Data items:
########

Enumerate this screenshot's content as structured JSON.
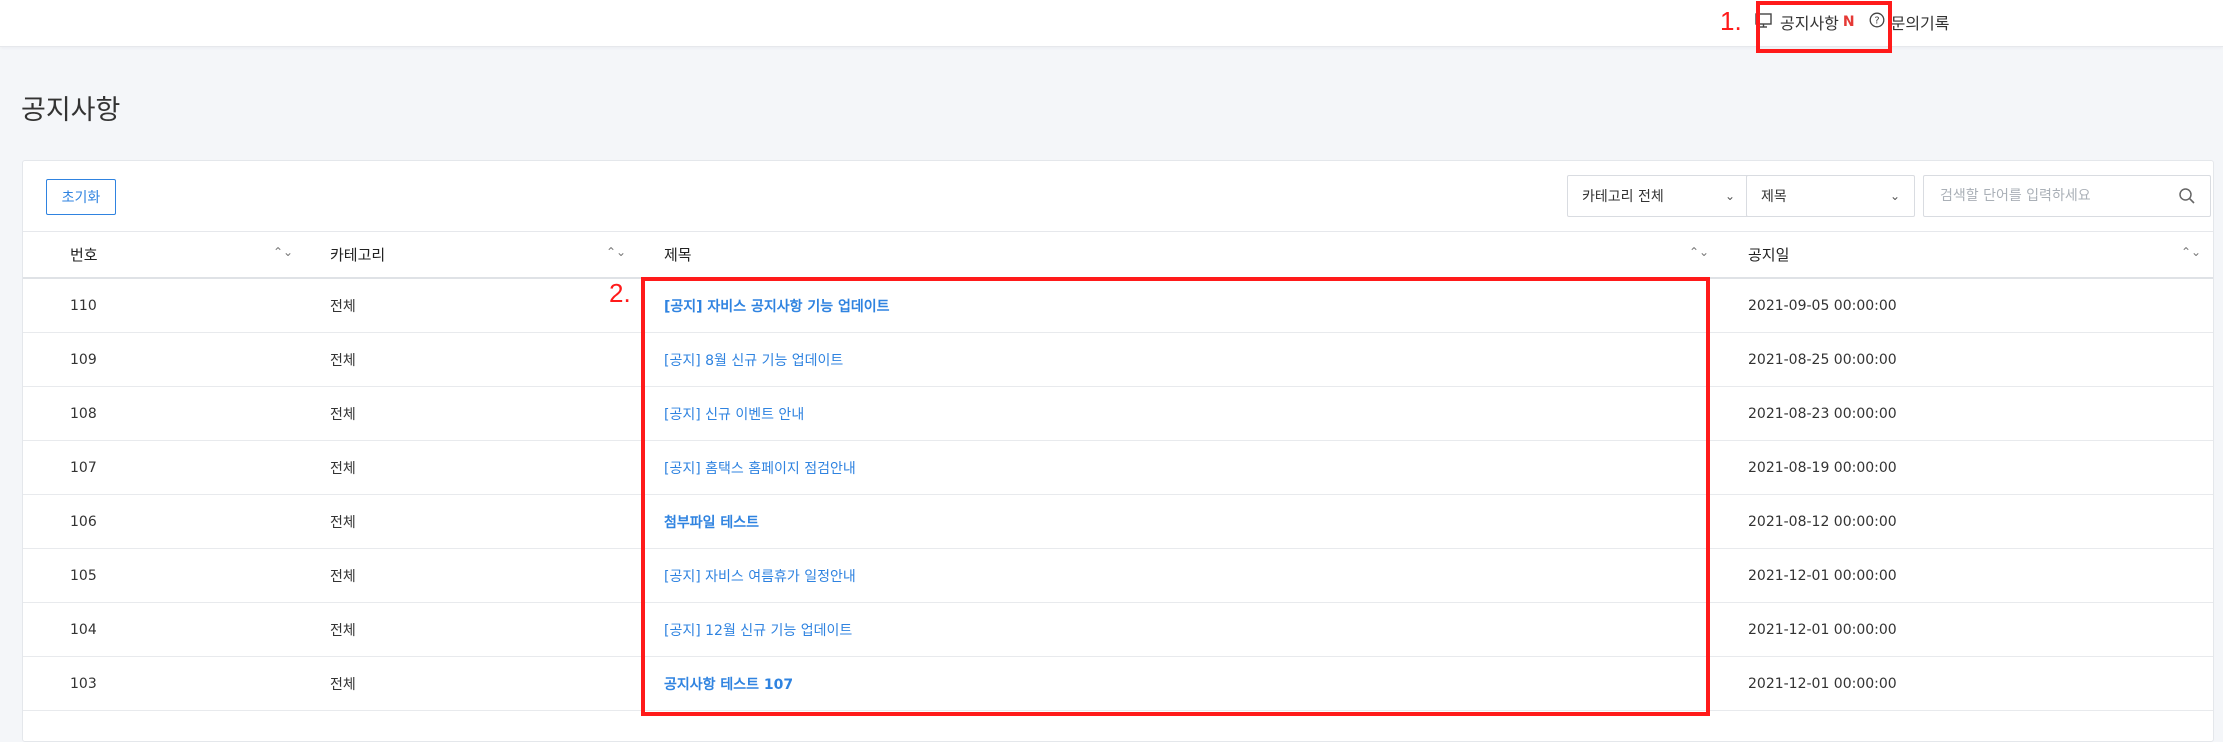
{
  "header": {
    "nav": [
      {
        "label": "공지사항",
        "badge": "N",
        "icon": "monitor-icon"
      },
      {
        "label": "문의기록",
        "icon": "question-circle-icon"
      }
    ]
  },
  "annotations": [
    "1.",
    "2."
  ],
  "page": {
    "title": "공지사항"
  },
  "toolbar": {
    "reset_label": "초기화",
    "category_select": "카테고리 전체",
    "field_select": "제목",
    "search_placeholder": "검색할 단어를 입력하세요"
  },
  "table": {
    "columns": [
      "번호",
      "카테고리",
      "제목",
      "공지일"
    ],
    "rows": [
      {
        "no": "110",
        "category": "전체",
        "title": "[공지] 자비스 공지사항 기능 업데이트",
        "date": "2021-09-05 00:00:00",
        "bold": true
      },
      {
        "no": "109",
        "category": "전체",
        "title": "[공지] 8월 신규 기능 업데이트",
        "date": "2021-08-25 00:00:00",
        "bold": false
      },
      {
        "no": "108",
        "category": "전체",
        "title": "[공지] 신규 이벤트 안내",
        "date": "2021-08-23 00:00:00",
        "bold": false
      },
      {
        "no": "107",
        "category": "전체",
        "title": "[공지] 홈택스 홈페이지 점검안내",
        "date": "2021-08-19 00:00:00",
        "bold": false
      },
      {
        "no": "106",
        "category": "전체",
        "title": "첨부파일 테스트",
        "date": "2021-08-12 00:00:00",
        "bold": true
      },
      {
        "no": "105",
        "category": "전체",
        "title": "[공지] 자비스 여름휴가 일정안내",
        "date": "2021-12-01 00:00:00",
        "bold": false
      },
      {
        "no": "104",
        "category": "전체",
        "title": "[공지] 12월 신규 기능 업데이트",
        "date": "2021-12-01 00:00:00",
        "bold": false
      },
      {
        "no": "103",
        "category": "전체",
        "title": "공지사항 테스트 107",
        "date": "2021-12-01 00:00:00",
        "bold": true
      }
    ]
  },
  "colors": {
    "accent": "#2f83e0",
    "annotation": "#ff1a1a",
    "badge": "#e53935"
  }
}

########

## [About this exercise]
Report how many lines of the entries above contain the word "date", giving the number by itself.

## [Output for this exercise]
8